16. The complainant preferred Crl.R.C.No.374 of 2014 challenging the order of the appellate Court in reducing monetary claim from Rs.2.50 lakhs awarded by the trial court to Rs.2 lakhs. For the reasons already set out, there was no satisfactory evidence so far as payment of Rs.50,000/- for purchase of presents by the respondents. The appellate Court therefore was perfectly justified in reducing the monetary claim to Rs.2 lakhs, instead of Rs.2.50 lakhs, as awarded by the trial Court. Criminal Revision Case No.374 of 2014 is devoid of merits and is liable to be dismissed.

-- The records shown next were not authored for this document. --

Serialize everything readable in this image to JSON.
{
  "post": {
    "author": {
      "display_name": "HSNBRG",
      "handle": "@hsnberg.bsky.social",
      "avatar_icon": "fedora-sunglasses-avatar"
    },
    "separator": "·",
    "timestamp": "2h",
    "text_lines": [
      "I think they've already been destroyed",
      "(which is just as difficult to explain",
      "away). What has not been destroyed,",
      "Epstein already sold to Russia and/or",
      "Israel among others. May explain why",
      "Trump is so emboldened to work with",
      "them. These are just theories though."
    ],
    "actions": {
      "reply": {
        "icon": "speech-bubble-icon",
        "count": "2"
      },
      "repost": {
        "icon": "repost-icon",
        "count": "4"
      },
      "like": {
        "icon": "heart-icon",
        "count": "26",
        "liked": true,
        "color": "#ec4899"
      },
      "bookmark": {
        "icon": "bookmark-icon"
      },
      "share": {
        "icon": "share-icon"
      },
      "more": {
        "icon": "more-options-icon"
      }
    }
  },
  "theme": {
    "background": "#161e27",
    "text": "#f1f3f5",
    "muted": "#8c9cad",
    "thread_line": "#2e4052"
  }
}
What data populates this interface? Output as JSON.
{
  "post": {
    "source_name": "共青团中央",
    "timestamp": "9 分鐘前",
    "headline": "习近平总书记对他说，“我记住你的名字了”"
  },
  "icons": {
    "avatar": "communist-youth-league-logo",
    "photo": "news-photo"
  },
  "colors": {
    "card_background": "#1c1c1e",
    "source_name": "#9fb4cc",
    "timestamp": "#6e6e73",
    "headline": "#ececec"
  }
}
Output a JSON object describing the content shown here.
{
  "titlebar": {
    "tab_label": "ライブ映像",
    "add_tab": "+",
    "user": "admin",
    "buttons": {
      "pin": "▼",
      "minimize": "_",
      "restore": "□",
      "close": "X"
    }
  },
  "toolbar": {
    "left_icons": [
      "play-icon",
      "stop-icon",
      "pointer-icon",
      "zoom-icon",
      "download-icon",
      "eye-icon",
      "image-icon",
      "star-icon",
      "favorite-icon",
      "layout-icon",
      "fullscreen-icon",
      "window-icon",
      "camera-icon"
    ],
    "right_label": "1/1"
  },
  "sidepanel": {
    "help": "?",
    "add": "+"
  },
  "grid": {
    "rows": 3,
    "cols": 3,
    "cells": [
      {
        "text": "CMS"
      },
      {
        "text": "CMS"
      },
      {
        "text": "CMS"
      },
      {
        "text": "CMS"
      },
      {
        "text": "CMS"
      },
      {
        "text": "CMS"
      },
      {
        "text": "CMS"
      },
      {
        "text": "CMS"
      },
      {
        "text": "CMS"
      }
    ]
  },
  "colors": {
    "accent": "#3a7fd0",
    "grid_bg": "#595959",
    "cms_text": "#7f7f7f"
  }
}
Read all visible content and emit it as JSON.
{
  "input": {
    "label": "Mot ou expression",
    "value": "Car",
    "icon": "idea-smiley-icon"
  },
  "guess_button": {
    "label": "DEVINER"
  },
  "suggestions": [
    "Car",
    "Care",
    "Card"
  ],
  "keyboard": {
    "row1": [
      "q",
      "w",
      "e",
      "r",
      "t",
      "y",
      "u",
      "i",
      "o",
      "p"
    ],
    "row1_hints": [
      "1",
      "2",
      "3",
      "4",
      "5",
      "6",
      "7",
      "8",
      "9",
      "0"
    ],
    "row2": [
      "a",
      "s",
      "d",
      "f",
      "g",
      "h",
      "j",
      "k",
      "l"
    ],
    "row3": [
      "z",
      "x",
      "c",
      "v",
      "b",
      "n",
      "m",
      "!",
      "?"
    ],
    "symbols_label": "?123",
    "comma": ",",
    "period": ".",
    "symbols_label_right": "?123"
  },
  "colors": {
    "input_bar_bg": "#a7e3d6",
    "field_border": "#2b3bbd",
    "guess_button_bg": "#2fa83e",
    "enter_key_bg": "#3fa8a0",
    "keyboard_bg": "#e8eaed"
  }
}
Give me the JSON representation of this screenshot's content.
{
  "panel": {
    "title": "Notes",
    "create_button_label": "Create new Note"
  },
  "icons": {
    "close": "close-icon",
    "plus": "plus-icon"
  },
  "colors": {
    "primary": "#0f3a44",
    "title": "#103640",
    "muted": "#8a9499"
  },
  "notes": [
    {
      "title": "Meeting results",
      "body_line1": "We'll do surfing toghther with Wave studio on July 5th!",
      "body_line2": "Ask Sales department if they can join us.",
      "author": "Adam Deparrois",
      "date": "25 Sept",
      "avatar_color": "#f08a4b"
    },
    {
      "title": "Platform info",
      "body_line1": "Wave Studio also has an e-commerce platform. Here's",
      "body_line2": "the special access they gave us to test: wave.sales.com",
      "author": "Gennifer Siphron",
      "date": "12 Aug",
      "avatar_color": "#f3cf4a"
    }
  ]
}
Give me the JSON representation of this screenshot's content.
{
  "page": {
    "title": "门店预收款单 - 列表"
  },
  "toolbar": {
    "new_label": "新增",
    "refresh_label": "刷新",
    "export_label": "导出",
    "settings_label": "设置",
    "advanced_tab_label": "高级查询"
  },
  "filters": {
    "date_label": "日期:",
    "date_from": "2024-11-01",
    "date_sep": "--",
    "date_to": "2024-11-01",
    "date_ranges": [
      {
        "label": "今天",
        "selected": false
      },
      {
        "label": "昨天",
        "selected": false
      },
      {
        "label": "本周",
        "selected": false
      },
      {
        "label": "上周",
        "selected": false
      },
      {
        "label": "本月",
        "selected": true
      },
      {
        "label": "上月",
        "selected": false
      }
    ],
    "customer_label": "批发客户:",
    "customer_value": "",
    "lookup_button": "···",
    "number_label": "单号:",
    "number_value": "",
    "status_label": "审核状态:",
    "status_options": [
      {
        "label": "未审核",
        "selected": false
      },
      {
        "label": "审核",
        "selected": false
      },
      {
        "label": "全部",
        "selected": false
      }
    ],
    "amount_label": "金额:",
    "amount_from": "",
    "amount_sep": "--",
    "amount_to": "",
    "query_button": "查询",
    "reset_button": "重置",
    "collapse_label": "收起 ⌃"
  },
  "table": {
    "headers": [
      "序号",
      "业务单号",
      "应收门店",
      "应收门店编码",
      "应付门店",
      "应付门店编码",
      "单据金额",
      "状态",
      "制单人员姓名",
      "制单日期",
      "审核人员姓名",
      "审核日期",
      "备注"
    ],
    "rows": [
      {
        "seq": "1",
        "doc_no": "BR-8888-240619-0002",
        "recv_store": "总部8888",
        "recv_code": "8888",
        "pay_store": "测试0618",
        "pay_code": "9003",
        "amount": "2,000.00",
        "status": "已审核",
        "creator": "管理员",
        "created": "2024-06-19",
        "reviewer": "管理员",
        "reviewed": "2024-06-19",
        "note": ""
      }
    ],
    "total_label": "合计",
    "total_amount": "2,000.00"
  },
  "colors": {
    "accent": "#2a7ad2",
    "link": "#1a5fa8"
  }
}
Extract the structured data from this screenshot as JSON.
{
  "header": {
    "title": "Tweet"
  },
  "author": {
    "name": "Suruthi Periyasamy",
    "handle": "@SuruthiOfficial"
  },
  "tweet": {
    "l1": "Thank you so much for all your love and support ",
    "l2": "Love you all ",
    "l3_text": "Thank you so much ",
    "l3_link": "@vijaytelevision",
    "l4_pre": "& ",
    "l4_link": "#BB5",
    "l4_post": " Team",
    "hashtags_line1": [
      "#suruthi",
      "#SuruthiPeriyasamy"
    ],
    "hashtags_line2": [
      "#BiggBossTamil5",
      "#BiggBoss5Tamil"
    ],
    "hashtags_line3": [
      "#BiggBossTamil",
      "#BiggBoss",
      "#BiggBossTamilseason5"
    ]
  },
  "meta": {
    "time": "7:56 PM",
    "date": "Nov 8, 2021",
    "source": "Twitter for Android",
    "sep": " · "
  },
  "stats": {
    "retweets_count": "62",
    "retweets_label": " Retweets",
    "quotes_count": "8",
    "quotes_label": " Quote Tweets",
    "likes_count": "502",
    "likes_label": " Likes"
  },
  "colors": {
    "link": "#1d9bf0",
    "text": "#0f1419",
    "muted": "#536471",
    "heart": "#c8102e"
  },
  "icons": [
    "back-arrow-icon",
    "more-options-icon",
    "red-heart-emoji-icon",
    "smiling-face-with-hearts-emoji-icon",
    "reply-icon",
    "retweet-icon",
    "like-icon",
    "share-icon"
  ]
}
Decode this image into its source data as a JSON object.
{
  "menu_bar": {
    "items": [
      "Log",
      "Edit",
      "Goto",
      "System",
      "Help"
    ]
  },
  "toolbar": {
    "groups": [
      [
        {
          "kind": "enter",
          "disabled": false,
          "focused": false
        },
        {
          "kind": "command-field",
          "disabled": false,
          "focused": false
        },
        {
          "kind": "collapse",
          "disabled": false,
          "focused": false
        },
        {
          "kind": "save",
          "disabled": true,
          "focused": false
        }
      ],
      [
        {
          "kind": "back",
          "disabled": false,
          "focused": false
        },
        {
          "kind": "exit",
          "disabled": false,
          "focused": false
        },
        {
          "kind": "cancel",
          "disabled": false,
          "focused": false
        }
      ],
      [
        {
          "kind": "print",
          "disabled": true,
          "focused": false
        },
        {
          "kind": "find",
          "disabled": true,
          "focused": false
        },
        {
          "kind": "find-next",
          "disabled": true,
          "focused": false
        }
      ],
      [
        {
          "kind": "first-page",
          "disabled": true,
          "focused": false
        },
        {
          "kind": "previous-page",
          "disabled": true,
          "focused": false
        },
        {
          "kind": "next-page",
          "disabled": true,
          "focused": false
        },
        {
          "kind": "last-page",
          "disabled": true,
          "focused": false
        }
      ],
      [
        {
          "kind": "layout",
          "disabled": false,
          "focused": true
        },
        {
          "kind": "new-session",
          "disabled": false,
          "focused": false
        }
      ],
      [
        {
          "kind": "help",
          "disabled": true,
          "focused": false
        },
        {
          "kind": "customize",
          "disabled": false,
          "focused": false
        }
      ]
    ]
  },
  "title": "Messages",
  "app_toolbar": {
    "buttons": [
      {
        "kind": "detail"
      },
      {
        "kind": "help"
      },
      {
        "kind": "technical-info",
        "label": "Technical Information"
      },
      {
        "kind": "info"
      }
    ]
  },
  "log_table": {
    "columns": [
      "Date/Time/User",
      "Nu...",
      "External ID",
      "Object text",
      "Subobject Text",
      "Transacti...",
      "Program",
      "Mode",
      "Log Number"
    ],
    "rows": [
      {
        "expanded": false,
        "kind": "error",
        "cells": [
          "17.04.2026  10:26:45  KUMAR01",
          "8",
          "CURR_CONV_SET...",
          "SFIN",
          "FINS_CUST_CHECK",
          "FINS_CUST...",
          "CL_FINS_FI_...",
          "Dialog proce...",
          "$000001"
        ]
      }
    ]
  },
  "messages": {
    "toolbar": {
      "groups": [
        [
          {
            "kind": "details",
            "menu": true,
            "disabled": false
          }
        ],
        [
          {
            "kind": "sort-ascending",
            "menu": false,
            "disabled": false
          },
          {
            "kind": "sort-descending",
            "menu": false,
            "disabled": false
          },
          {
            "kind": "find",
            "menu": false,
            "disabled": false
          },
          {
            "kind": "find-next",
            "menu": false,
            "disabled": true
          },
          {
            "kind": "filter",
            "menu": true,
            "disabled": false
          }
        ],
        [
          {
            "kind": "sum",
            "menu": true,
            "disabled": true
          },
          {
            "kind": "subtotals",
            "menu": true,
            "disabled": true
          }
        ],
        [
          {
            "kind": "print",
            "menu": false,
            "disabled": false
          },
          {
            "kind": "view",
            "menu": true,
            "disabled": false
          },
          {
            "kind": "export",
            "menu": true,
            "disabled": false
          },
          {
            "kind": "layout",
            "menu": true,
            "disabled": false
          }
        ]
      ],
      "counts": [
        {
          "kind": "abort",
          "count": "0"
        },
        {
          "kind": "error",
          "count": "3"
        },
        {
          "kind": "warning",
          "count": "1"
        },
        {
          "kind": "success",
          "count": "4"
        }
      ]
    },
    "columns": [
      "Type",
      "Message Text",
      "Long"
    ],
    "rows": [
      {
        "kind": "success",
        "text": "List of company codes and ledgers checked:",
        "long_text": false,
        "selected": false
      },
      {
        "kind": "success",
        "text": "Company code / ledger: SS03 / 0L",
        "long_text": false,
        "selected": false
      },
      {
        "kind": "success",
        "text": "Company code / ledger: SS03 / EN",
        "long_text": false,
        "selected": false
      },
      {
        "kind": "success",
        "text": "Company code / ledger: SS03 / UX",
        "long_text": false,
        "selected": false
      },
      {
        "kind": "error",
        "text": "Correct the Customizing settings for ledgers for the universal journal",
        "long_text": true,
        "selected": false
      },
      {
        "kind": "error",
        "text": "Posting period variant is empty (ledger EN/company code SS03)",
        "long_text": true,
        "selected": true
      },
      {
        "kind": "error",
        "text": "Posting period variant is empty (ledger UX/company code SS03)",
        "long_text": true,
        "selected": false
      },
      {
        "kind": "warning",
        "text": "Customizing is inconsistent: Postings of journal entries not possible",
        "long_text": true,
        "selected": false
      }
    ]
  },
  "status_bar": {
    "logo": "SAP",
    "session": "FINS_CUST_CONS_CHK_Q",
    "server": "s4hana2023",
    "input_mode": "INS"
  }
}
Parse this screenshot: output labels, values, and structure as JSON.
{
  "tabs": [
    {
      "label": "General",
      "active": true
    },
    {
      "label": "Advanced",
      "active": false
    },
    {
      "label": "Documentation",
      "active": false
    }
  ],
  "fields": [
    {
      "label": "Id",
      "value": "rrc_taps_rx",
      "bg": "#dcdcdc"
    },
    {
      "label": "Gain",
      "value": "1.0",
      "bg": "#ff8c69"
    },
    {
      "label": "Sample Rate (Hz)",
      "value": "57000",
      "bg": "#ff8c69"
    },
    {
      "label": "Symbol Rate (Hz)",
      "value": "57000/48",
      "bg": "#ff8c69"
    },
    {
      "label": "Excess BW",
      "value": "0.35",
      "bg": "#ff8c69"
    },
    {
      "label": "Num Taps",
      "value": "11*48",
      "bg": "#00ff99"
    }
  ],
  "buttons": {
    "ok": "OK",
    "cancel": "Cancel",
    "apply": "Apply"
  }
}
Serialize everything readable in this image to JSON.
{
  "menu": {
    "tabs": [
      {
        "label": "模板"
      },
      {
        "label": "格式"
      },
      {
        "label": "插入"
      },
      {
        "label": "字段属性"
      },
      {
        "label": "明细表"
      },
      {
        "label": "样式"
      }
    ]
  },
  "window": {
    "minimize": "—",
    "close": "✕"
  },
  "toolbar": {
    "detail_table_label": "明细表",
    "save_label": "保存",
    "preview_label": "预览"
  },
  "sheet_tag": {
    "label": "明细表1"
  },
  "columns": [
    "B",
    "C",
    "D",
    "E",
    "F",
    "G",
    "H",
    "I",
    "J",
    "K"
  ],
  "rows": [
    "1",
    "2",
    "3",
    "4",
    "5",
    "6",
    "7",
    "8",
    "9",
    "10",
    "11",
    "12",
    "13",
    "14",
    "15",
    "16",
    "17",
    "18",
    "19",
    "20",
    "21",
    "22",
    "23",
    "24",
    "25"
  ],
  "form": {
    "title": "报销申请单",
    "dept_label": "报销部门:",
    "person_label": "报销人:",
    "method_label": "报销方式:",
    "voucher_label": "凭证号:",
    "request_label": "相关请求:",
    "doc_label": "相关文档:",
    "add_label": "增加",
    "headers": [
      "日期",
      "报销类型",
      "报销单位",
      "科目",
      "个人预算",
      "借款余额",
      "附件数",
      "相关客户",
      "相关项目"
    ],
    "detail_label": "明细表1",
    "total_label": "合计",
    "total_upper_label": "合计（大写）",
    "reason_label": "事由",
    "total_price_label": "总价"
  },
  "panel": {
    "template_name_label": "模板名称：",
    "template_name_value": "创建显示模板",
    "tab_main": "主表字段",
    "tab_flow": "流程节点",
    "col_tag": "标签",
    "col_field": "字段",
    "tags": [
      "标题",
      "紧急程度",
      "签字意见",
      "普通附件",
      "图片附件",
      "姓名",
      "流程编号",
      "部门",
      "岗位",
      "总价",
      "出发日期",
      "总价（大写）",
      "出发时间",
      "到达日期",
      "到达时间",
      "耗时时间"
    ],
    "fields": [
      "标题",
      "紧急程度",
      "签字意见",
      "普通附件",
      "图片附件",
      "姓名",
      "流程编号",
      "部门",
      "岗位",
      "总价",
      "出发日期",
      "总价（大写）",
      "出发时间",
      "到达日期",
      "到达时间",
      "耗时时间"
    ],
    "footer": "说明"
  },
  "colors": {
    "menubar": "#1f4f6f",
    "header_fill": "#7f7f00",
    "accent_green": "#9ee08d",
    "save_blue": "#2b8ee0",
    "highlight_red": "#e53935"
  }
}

17. So far as Criminal Revision Case No.261 of 2014 is concerned, the order of the trial Court awarding monetary compensation Rs.2.50 lakhs, as modified to Rs.2 lakhs by the appellate Court, awarding of compensation at Rs.4 lakhs and directing to return the gold bracelet and gold ring are found to be justified for the reasons already set out. The revision questioning the order of the trial Court, as modified by the appellate Court, therefore, is liable to be dismissed.
18. Accordingly, both the revisions are dismissed. The orders of the appellate Court granting return of Rs.2 lakhs by the first respondent/husband to the complainant/wife and also return of gold bracelet and gold ring and to pay compensation of Rs.4 lakhs within two months from the date of the order are confirmed. The first respondent/husband shall return Rs.2 lakhs as well as gold bracelet and gold ring within two months from the date of the order and shall pay compensation of Rs.4 lakhs within two months from today together with arrears payable from the date of the order in DVC No.20 of 2010, failing which the amount shall attract penal interest at 18% per annum from the date of the order in DVC No.20 of 2010 till payment.
19. Miscellaneous Petitions, if any pending in both the revisions shall stand closed.
Dr. JUSTICE K.G. SHANKAR
Father of a lovely daughter, criminal in the eyes of a wife, son of an compassionate elderly mother, old timer who hasn’t given up, Male, activist